Takeaway: By definition, shopper intent is not static.

Why the individual matters

The key to all this is that we are focused on one single individual. We aren’t trying to target a large group of what we perceive to be similar people with similar tastes (a segment). This idea of anticipating what the shopper wants is all about that singular shopper, their specific interests, and their current need. The retailer in this scenario is really responding to the individual intent of the shopper. This strategy is often called Individualization because it’s not something you can get from a segment or cohort.

Why real time matters

By definition, shopper intent is not static. With few exceptions, people’s thoughts about what they want are changing constantly (sometimes even within the same shopping session). So to get shopping right, retailers need to act in real time. This means responding to each click intelligently and in the moment. There is an important distinction here that is sometimes overlooked. Many personalization tools claim to respond in real time, but in reality all they have to offer is a set of pre-meditated responses to certain clicks. These faux real time responses don’t take the current intent of that individual into account with real-time intelligent presentations.

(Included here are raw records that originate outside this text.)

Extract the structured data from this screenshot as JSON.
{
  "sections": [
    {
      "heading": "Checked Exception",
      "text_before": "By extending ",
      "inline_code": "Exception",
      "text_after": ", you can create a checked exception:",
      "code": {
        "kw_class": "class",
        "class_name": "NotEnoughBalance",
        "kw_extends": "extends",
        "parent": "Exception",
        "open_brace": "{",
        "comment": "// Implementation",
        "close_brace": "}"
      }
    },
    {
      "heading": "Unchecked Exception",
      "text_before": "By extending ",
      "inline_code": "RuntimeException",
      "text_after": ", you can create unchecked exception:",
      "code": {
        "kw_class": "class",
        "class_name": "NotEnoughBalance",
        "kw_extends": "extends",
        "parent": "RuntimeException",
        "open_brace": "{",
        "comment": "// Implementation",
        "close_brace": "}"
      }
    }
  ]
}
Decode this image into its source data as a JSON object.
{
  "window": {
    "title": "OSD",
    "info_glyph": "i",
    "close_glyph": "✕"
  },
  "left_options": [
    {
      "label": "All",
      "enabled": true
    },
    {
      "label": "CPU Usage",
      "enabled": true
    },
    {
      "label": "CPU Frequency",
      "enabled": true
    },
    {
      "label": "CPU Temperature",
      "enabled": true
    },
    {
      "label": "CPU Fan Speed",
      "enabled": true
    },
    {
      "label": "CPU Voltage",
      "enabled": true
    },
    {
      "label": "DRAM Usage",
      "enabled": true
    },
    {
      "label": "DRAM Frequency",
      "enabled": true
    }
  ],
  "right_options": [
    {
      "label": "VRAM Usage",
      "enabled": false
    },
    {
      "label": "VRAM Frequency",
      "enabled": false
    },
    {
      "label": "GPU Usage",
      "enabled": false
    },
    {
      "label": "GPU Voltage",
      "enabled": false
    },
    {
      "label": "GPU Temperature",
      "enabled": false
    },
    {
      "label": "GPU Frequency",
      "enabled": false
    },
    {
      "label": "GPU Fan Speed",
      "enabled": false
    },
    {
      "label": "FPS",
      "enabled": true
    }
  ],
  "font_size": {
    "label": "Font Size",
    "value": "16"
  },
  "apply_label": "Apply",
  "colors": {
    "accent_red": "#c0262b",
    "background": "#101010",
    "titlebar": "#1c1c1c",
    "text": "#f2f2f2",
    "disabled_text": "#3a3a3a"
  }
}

Every product has a conversion score that’s uniquely calculated for each individual shopper. That score is reassigned every time the shopper clicks. In this example, the shopper is looking for a stylish wear-to-work dress, but is also needs to be appropriate for dinner after. Ultimately, the last suggestions are dresses that are black, sleeveless, and above the knees.


It’s technical — but it’s actually just retail

This all might sound like science fiction, but in reality it’s really just an emulation of what retailers do every day and have been doing for decades in brick and mortar scenarios. Take for example an associate at a men’s apparel store engaging with a customer. If the customer asks about linen and mentions that he’s going to Thailand next week, the associate knows to lead him to resortwear. If a baby blue sweater catches the customer’s eye on the way to the other end of the store, the associate can start thinking of linen and resortwear that are in a bright color palette. If he asks about suits, the associate can present linen or lightweight suits. Within about sixty seconds, the associate can figure out what items in the store’s inventory will most likely get that specific customer excited. He knows what the customer wants before the customer does.


What kind of impact can you expect?

What can you expect in terms of results from Individualization? What’s interesting is that regardless of the category, number of SKUs or even the average order value, there is a fairly consistent business impact. The average revenue per visit increase for e-commerce sites that implement Individualization is over 20%. While that number is large, it makes sense. Shoppers are finding what they want more often because sites that use Individualization are tailoring their merchandising across the site experience (site search results, homepages, product detail pages, etc.) to anticipate what each of their individual visitors want. Knowing what your customer wants before they do doesn’t require any magic, it just requires a new focus on what each individual shopper is already telling you about their interests every day. If you can listen to those shoppers and respond intelligently, you will see a dramatic transformation in your business.

Reach out to our experts and find out more about how Sitecore Discover can transform your customers’ online experiences.